:: Data under study ::

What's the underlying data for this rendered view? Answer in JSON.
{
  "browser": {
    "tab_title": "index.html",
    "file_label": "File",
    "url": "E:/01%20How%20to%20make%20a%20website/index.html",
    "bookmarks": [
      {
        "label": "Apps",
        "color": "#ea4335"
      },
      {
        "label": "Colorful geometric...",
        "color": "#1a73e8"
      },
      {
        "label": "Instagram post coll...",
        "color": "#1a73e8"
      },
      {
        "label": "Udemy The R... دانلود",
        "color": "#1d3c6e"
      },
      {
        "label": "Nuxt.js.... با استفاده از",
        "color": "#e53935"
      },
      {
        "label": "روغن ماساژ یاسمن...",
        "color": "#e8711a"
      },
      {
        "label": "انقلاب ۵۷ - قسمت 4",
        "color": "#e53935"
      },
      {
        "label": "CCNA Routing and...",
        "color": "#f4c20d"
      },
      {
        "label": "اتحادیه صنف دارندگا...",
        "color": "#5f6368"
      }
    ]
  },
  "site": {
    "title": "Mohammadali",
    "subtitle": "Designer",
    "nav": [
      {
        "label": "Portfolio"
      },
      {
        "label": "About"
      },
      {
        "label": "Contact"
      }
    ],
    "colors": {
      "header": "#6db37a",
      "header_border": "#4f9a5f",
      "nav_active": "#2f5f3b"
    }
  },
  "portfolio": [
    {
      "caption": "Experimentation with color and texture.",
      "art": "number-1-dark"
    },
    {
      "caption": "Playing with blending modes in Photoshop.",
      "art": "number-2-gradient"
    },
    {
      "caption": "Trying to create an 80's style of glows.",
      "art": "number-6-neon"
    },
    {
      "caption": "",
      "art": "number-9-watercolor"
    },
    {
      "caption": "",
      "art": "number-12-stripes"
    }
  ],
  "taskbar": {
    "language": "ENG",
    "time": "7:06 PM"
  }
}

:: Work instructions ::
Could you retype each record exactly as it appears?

:: Solution ::
What's the underlying data for this rendered view? Answer in JSON.
{
  "browser": {
    "tab_title": "index.html",
    "file_label": "File",
    "url": "E:/01%20How%20to%20make%20a%20website/index.html",
    "bookmarks": [
      {
        "label": "Apps",
        "color": "#ea4335"
      },
      {
        "label": "Colorful geometric...",
        "color": "#1a73e8"
      },
      {
        "label": "Instagram post coll...",
        "color": "#1a73e8"
      },
      {
        "label": "Udemy The R... دانلود",
        "color": "#1d3c6e"
      },
      {
        "label": "Nuxt.js.... با استفاده از",
        "color": "#e53935"
      },
      {
        "label": "روغن ماساژ یاسمن...",
        "color": "#e8711a"
      },
      {
        "label": "انقلاب ۵۷ - قسمت 4",
        "color": "#e53935"
      },
      {
        "label": "CCNA Routing and...",
        "color": "#f4c20d"
      },
      {
        "label": "اتحادیه صنف دارندگا...",
        "color": "#5f6368"
      }
    ]
  },
  "site": {
    "title": "Mohammadali",
    "subtitle": "Designer",
    "nav": [
      {
        "label": "Portfolio"
      },
      {
        "label": "About"
      },
      {
        "label": "Contact"
      }
    ],
    "colors": {
      "header": "#6db37a",
      "header_border": "#4f9a5f",
      "nav_active": "#2f5f3b"
    }
  },
  "portfolio": [
    {
      "caption": "Experimentation with color and texture.",
      "art": "number-1-dark"
    },
    {
      "caption": "Playing with blending modes in Photoshop.",
      "art": "number-2-gradient"
    },
    {
      "caption": "Trying to create an 80's style of glows.",
      "art": "number-6-neon"
    },
    {
      "caption": "",
      "art": "number-9-watercolor"
    },
    {
      "caption": "",
      "art": "number-12-stripes"
    }
  ],
  "taskbar": {
    "language": "ENG",
    "time": "7:06 PM"
  }
}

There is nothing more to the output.